Segment Open

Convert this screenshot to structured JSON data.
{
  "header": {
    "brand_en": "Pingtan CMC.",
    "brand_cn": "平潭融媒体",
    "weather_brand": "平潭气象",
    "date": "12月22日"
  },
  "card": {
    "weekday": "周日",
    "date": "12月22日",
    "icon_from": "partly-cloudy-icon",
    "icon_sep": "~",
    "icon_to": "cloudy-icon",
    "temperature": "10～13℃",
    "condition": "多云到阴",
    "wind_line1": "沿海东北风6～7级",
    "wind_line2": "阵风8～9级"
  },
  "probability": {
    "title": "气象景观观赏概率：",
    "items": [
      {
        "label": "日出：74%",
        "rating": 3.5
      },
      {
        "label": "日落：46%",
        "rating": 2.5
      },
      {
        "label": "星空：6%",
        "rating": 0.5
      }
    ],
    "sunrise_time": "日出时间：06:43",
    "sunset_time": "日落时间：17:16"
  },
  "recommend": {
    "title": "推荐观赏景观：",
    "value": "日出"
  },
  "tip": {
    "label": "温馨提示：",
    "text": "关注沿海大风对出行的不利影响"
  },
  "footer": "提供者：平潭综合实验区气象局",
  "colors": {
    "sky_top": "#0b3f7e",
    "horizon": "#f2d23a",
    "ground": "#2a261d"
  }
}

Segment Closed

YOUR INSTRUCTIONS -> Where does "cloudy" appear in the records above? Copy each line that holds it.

ANSWER TO THIS EXERCISE ->
    "icon_from": "partly-cloudy-icon",
    "icon_to": "cloudy-icon",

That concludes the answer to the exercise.